- Education, Training & Outreach
- Patients & Caregivers
- For Investigators
- News on Dementia
- Media Room
- Donate & Contact
New York Times (June 4, 2014): The New Old Age - Living on Purpose
My late father had a longtime friend, a retired kosher butcher, who lived down the hall in their South Jersey apartment building. Past 90, Manny was older and frailer than my father; he leaned on a cane and could barely see well enough to recognize faces. But every morning, and again in late afternoon, he walked through my dad’s unlocked front door to be sure he was all right and to kibitz a bit.
Manny made the rounds, also looking in on several other aged residents in their so-called N.O.R.C. (naturally occurring retirement community). Unless he was ill himself, he never missed a day.
Manny’s regular reconnaissance missions come to mind when I read about purpose, which is one of those things we recognize without quite knowing how to define. To psychologists, “purpose reflects a commitment to broader life goals that helps organize your day to day activities,” Patrick Hill, a psychologist at Carleton University in Ottawa, told me in an interview.
It’s a hard quality to measure, so researchers rely on how strongly people agree or disagree with statements like these:
“Some people wander aimlessly through life, but I am not one of them.”
“I feel good when I think of what I have done in the past and what I hope to do in the future.”
“I live life one day at a time and do not really think about the future.”
“I sometimes feel as if I have done all there is to do in life.”

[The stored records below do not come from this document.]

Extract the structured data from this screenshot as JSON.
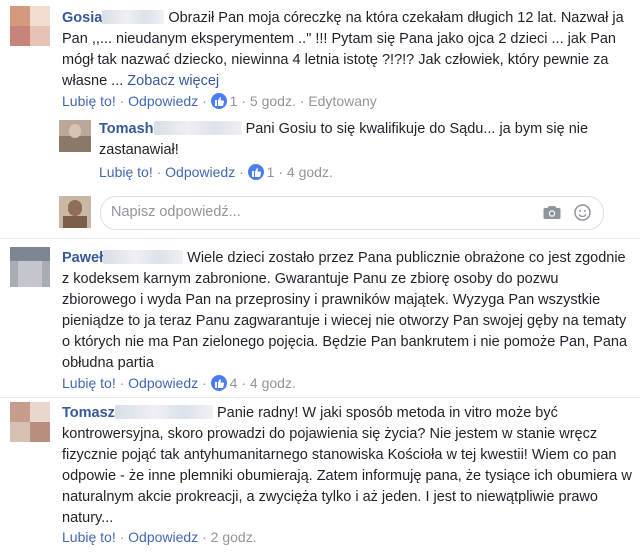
{
  "comments": [
    {
      "author": "Gosia",
      "text": "Obraził Pan moja córeczkę na która czekałam długich 12 lat. Nazwał ja Pan ,,... nieudanym eksperymentem ..\" !!! Pytam się Pana jako ojca 2 dzieci ... jak Pan mógł tak nazwać dziecko, niewinna 4 letnia istotę ?!?!? Jak człowiek, który pewnie za własne ...",
      "see_more": "Zobacz więcej",
      "like": "Lubię to!",
      "reply": "Odpowiedz",
      "reactions": "1",
      "time": "5 godz.",
      "edited": "Edytowany"
    },
    {
      "author": "Tomash",
      "text": "Pani Gosiu to się kwalifikuje do Sądu... ja bym się nie zastanawiał!",
      "like": "Lubię to!",
      "reply": "Odpowiedz",
      "reactions": "1",
      "time": "4 godz."
    },
    {
      "author": "Paweł",
      "text": "Wiele dzieci zostało przez Pana publicznie obrażone co jest zgodnie z kodeksem karnym zabronione. Gwarantuje Panu ze zbiorę osoby do pozwu zbiorowego i wyda Pan na przeprosiny i prawników majątek. Wyzyga Pan wszystkie pieniądze to ja teraz Panu zagwarantuje i wiecej nie otworzy Pan swojej gęby na tematy o których nie ma Pan zielonego pojęcia. Będzie Pan bankrutem i nie pomoże Pan, Pana obłudna partia",
      "like": "Lubię to!",
      "reply": "Odpowiedz",
      "reactions": "4",
      "time": "4 godz."
    },
    {
      "author": "Tomasz",
      "text": "Panie radny! W jaki sposób metoda in vitro może być kontrowersyjna, skoro prowadzi do pojawienia się życia? Nie jestem w stanie wręcz fizycznie pojąć tak antyhumanitarnego stanowiska Kościoła w tej kwestii! Wiem co pan odpowie - że inne plemniki obumierają. Zatem informuję pana, że tysiące ich obumiera w naturalnym akcie prokreacji, a zwycięża tylko i aż jeden. I jest to niewątpliwie prawo natury...",
      "like": "Lubię to!",
      "reply": "Odpowiedz",
      "time": "2 godz."
    }
  ],
  "reply_box": {
    "placeholder": "Napisz odpowiedź..."
  },
  "icons": [
    "like-icon",
    "camera-icon",
    "emoji-icon"
  ]
}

It turns out that purpose is, on many counts, a good thing to have, long associated with satisfaction and happiness, better physical functioning, even better sleep. “It’s a very robust predictor of health and wellness in old age,” said Patricia Boyle, a neuropsychologist at the Rush Alzheimer’s Disease Center in Chicago.